### ABOUT THIS TASK
Check every line of the data and copy the ones where "organization" appears.

### EXCERPTED DATA
*** Block opens ***

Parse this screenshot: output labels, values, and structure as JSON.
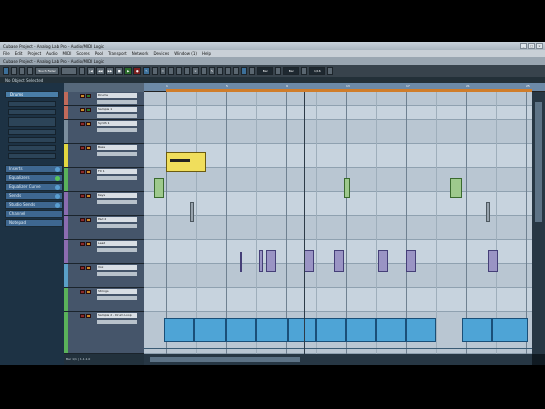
{
  "window": {
    "title": "Cubase Project - Analog Lab Pro - Audio/MIDI Logic"
  },
  "menubar": [
    "File",
    "Edit",
    "Project",
    "Audio",
    "MIDI",
    "Scores",
    "Pool",
    "Transport",
    "Network",
    "Devices",
    "Window (1)",
    "Help"
  ],
  "project_bar": {
    "label": "Cubase Project - Analog Lab Pro - Audio/MIDI Logic"
  },
  "toolbar": {
    "touch_mode": "Touch Fader",
    "position": "Bar",
    "grid": "Bar",
    "quantize": "1/16",
    "transport_labels": [
      "|◀",
      "◀◀",
      "▶▶",
      "■",
      "▶",
      "●"
    ]
  },
  "info_line": {
    "text": "No Object Selected"
  },
  "inspector": {
    "header": "Drums",
    "sections": [
      "Inserts",
      "Equalizers",
      "Equalizer Curve",
      "Sends",
      "Studio Sends",
      "Channel",
      "Notepad"
    ]
  },
  "tracks": [
    {
      "name": "Drums",
      "color": "#c06a5a"
    },
    {
      "name": "Sample 1",
      "color": "#c06a5a"
    },
    {
      "name": "Synth 1",
      "color": "#7b8e9e"
    },
    {
      "name": "Bass",
      "color": "#e3d740"
    },
    {
      "name": "FX 1",
      "color": "#5ab25a"
    },
    {
      "name": "Keys",
      "color": "#8b6cb0"
    },
    {
      "name": "Pad 2",
      "color": "#8b6cb0"
    },
    {
      "name": "Lead",
      "color": "#8b6cb0"
    },
    {
      "name": "Vox",
      "color": "#5aa0c8"
    },
    {
      "name": "Strings",
      "color": "#5ab25a"
    },
    {
      "name": "Sample 2 - Drum Loop",
      "color": "#5ab25a"
    }
  ],
  "ruler": {
    "ticks": [
      "1",
      "5",
      "9",
      "13",
      "17",
      "21",
      "25"
    ]
  },
  "bottom_left": "Bar 1/1 | 1.1.1.0",
  "colors": {
    "accent": "#4a7ea8",
    "loop": "#d07d2a",
    "audio_part": "#4ea4d6"
  }
}
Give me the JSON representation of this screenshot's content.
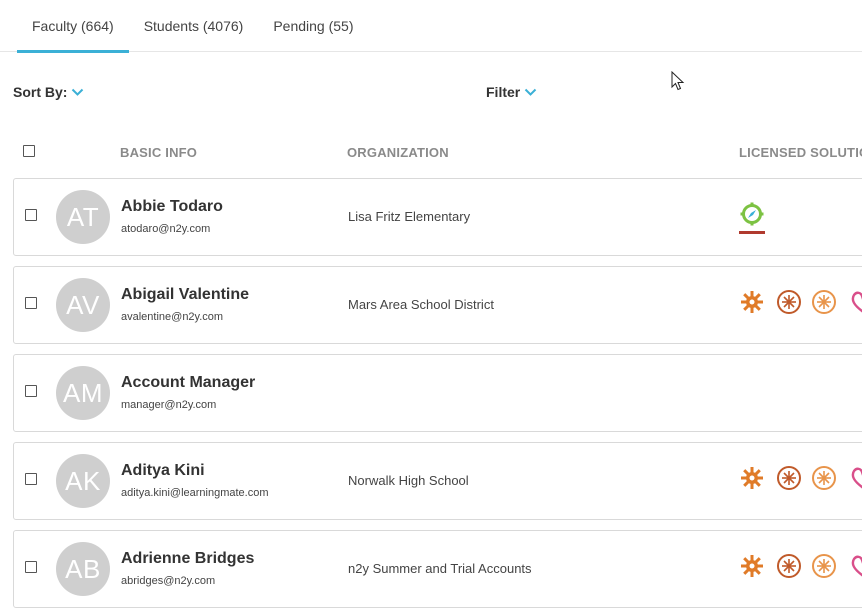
{
  "tabs": [
    {
      "label": "Faculty (664)",
      "active": true
    },
    {
      "label": "Students (4076)",
      "active": false
    },
    {
      "label": "Pending (55)",
      "active": false
    }
  ],
  "toolbar": {
    "sort_label": "Sort By:",
    "filter_label": "Filter"
  },
  "table": {
    "headers": {
      "basic_info": "BASIC INFO",
      "organization": "ORGANIZATION",
      "licensed": "LICENSED SOLUTIO"
    },
    "rows": [
      {
        "initials": "AT",
        "name": "Abbie Todaro",
        "email": "atodaro@n2y.com",
        "organization": "Lisa Fritz Elementary",
        "solutions": [
          "compass-icon"
        ]
      },
      {
        "initials": "AV",
        "name": "Abigail Valentine",
        "email": "avalentine@n2y.com",
        "organization": "Mars Area School District",
        "solutions": [
          "gear-icon",
          "snowflake-circle-icon",
          "snowflake-circle-icon",
          "heart-icon"
        ]
      },
      {
        "initials": "AM",
        "name": "Account Manager",
        "email": "manager@n2y.com",
        "organization": "",
        "solutions": []
      },
      {
        "initials": "AK",
        "name": "Aditya Kini",
        "email": "aditya.kini@learningmate.com",
        "organization": "Norwalk High School",
        "solutions": [
          "gear-icon",
          "snowflake-circle-icon",
          "snowflake-circle-icon",
          "heart-icon"
        ]
      },
      {
        "initials": "AB",
        "name": "Adrienne Bridges",
        "email": "abridges@n2y.com",
        "organization": "n2y Summer and Trial Accounts",
        "solutions": [
          "gear-icon",
          "snowflake-circle-icon",
          "snowflake-circle-icon",
          "heart-icon"
        ]
      }
    ]
  },
  "colors": {
    "accent": "#3bb0d6",
    "orange": "#e07b28",
    "brown": "#c05a2a",
    "pink": "#d94f8a",
    "green": "#7cc242",
    "avatar": "#cfcfcf"
  }
}
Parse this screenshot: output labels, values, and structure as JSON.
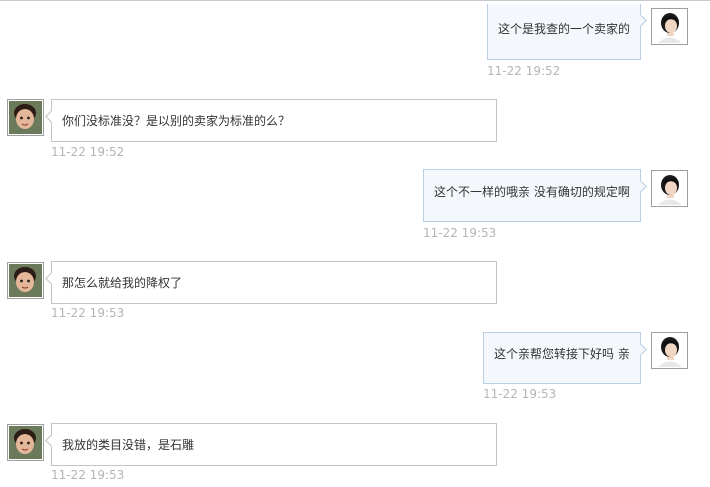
{
  "conversation": {
    "messages": [
      {
        "direction": "outgoing",
        "text": "这个是我查的一个卖家的",
        "time": "11-22 19:52",
        "avatar": "agent-avatar"
      },
      {
        "direction": "incoming",
        "text": "你们没标准没？是以别的卖家为标准的么？",
        "time": "11-22 19:52",
        "avatar": "customer-avatar"
      },
      {
        "direction": "outgoing",
        "text": "这个不一样的哦亲 没有确切的规定啊",
        "time": "11-22 19:53",
        "avatar": "agent-avatar"
      },
      {
        "direction": "incoming",
        "text": "那怎么就给我的降权了",
        "time": "11-22 19:53",
        "avatar": "customer-avatar"
      },
      {
        "direction": "outgoing",
        "text": "这个亲帮您转接下好吗 亲",
        "time": "11-22 19:53",
        "avatar": "agent-avatar"
      },
      {
        "direction": "incoming",
        "text": "我放的类目没错，是石雕",
        "time": "11-22 19:53",
        "avatar": "customer-avatar"
      }
    ]
  },
  "colors": {
    "incoming_bubble": "#ffffff",
    "outgoing_bubble": "#f4f8fd",
    "timestamp": "#b5b5b5"
  }
}
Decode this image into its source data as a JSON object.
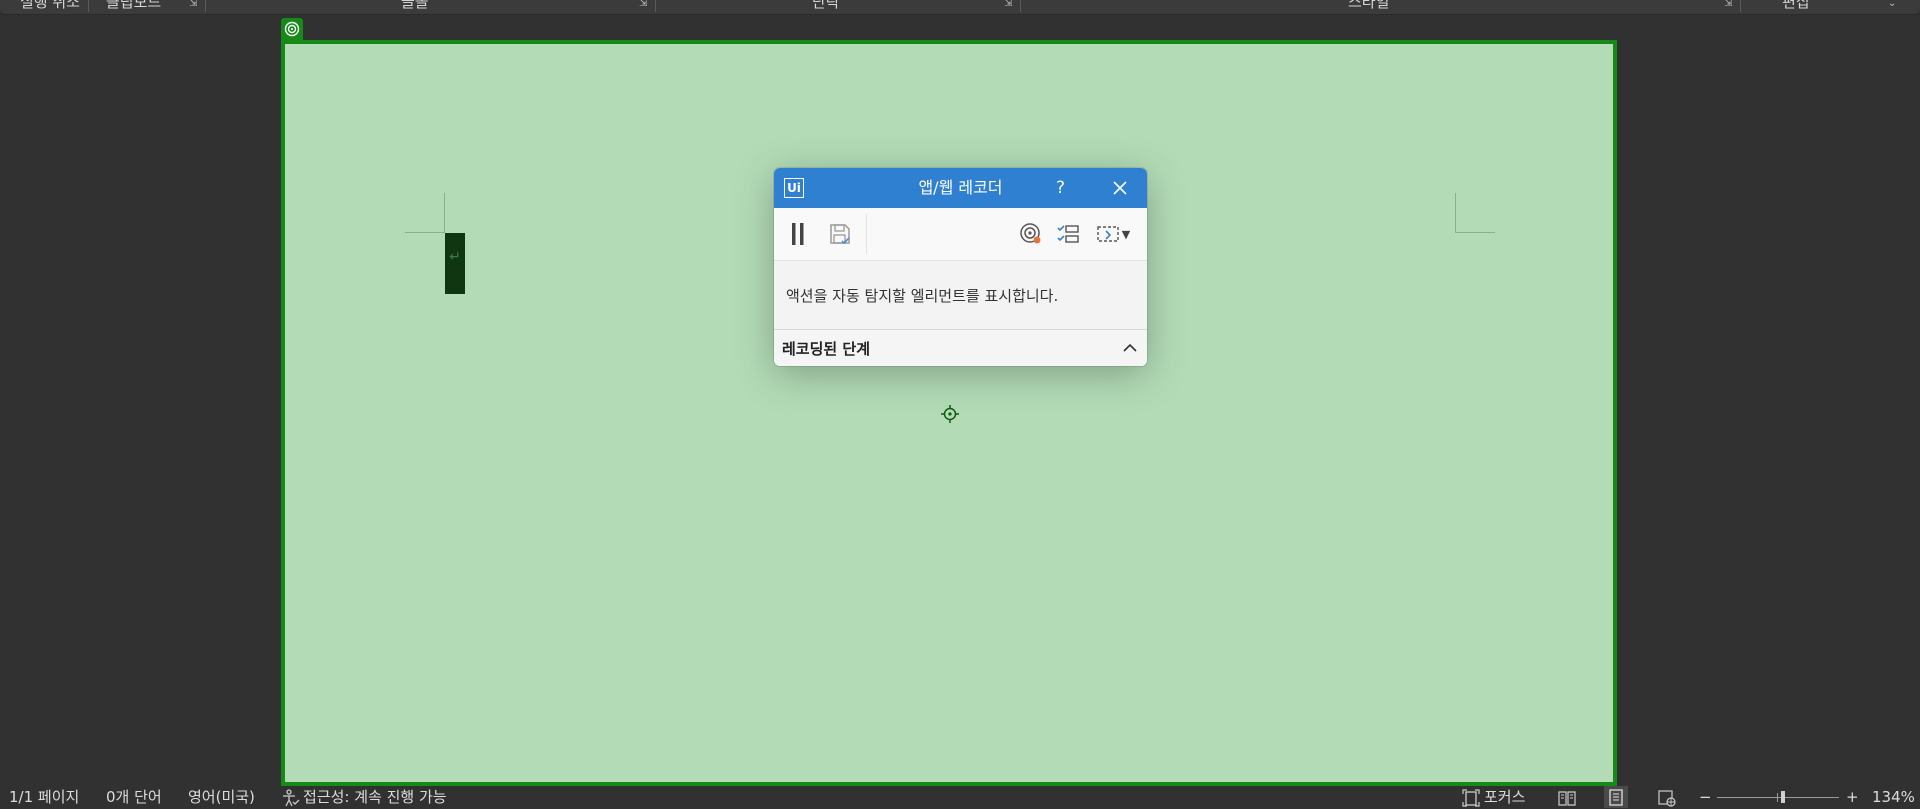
{
  "ribbon": {
    "groups": [
      {
        "label": "실행 취소"
      },
      {
        "label": "클립보드"
      },
      {
        "label": "글꼴"
      },
      {
        "label": "단락"
      },
      {
        "label": "스타일"
      },
      {
        "label": "편집"
      }
    ]
  },
  "document": {
    "background": "#b3dcb6",
    "highlight_color": "#158a19",
    "paragraph_mark": "↵"
  },
  "recorder": {
    "title": "앱/웹 레코더",
    "help_label": "?",
    "logo_text": "Ui",
    "message": "액션을 자동 탐지할 엘리먼트를 표시합니다.",
    "steps_header": "레코딩된 단계",
    "toolbar_icons": [
      "pause-icon",
      "save-icon",
      "target-icon",
      "checklist-icon",
      "screen-select-icon"
    ]
  },
  "statusbar": {
    "page": "1/1 페이지",
    "words": "0개 단어",
    "language": "영어(미국)",
    "accessibility": "접근성: 계속 진행 가능",
    "focus": "포커스",
    "zoom_minus": "−",
    "zoom_plus": "+",
    "zoom": "134%",
    "zoom_level_percent": 134
  }
}
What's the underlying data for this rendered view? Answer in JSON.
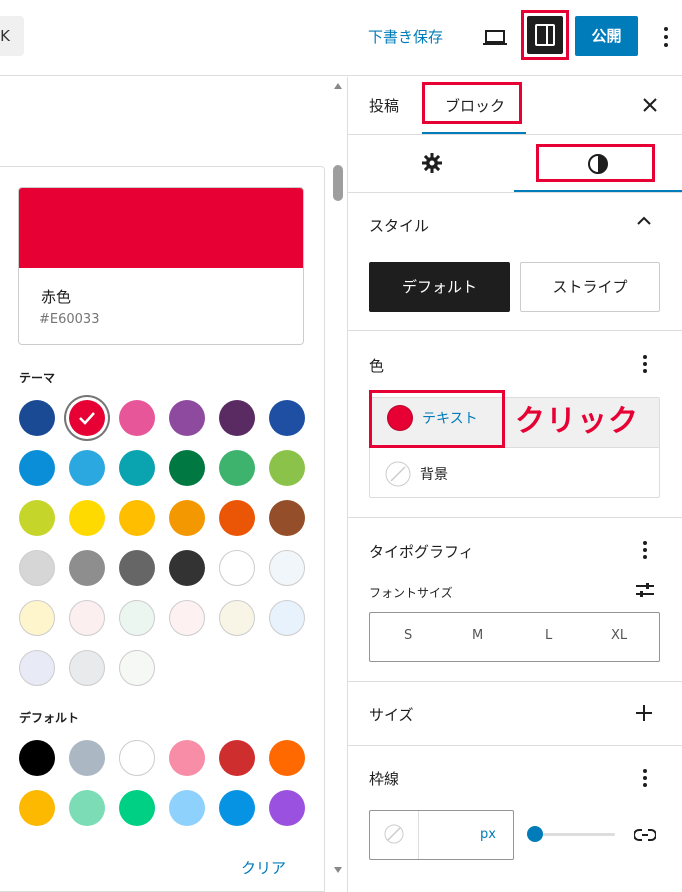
{
  "toolbar": {
    "back_label": "K",
    "save_draft": "下書き保存",
    "publish": "公開"
  },
  "picker": {
    "selected": {
      "name": "赤色",
      "hex": "#E60033",
      "color": "#E60033"
    },
    "theme_label": "テーマ",
    "default_label": "デフォルト",
    "clear": "クリア",
    "theme_colors": [
      "#1A4A94",
      "#E60033",
      "#E8569A",
      "#8E4A9E",
      "#5A2A62",
      "#1E4FA3",
      "#0B8ED8",
      "#2BA8E0",
      "#0AA3B0",
      "#007842",
      "#3DB36E",
      "#8BC34A",
      "#C5D52A",
      "#FFDA00",
      "#FFBE00",
      "#F39800",
      "#EA5506",
      "#954E2A",
      "#D6D6D6",
      "#8E8E8E",
      "#666666",
      "#333333",
      "#FFFFFF",
      "#F1F6FB",
      "#FFF5CC",
      "#FBEFF0",
      "#EBF6F1",
      "#FEF1F1",
      "#F8F5E6",
      "#E8F2FC",
      "#E8EAF6",
      "#E8EAEC",
      "#F6F8F5"
    ],
    "default_colors": [
      "#000000",
      "#ABB8C3",
      "#FFFFFF",
      "#F78DA7",
      "#CF2E2E",
      "#FF6900",
      "#FCB900",
      "#7BDCB5",
      "#00D084",
      "#8ED1FC",
      "#0693E3",
      "#9B51E0"
    ]
  },
  "sidebar": {
    "tab_post": "投稿",
    "tab_block": "ブロック",
    "style_panel": {
      "title": "スタイル",
      "btn_default": "デフォルト",
      "btn_stripe": "ストライプ"
    },
    "color_panel": {
      "title": "色",
      "text_item": "テキスト",
      "background_item": "背景",
      "callout": "クリック"
    },
    "typography_panel": {
      "title": "タイポグラフィ",
      "font_size_label": "フォントサイズ",
      "sizes": [
        "S",
        "M",
        "L",
        "XL"
      ]
    },
    "size_panel": {
      "title": "サイズ"
    },
    "border_panel": {
      "title": "枠線",
      "unit": "px"
    }
  },
  "colors": {
    "accent": "#007CBA",
    "highlight": "#E60033"
  }
}
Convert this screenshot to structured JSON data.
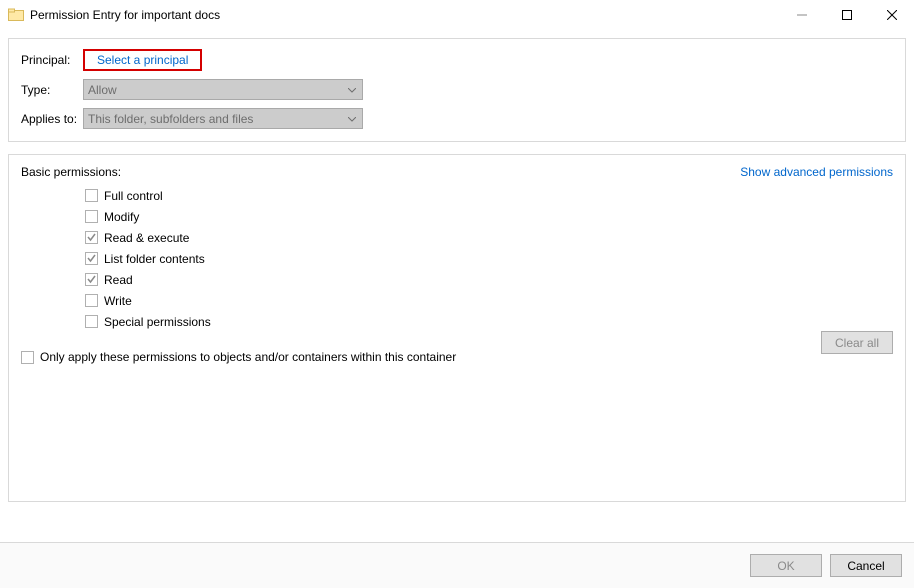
{
  "window": {
    "title": "Permission Entry for important docs"
  },
  "principal": {
    "label": "Principal:",
    "link": "Select a principal"
  },
  "type": {
    "label": "Type:",
    "value": "Allow"
  },
  "applies": {
    "label": "Applies to:",
    "value": "This folder, subfolders and files"
  },
  "basic": {
    "header": "Basic permissions:",
    "advanced_link": "Show advanced permissions",
    "items": [
      {
        "label": "Full control",
        "checked": false
      },
      {
        "label": "Modify",
        "checked": false
      },
      {
        "label": "Read & execute",
        "checked": true
      },
      {
        "label": "List folder contents",
        "checked": true
      },
      {
        "label": "Read",
        "checked": true
      },
      {
        "label": "Write",
        "checked": false
      },
      {
        "label": "Special permissions",
        "checked": false
      }
    ]
  },
  "only_apply": {
    "label": "Only apply these permissions to objects and/or containers within this container",
    "checked": false
  },
  "buttons": {
    "clear_all": "Clear all",
    "ok": "OK",
    "cancel": "Cancel"
  }
}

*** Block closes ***

### COMPLETED EXERCISE
      "organization": "ORGANIZATION",
        "organization": "Lisa Fritz Elementary",
        "organization": "Mars Area School District",
        "organization": "",
        "organization": "Norwalk High School",
        "organization": "n2y Summer and Trial Accounts",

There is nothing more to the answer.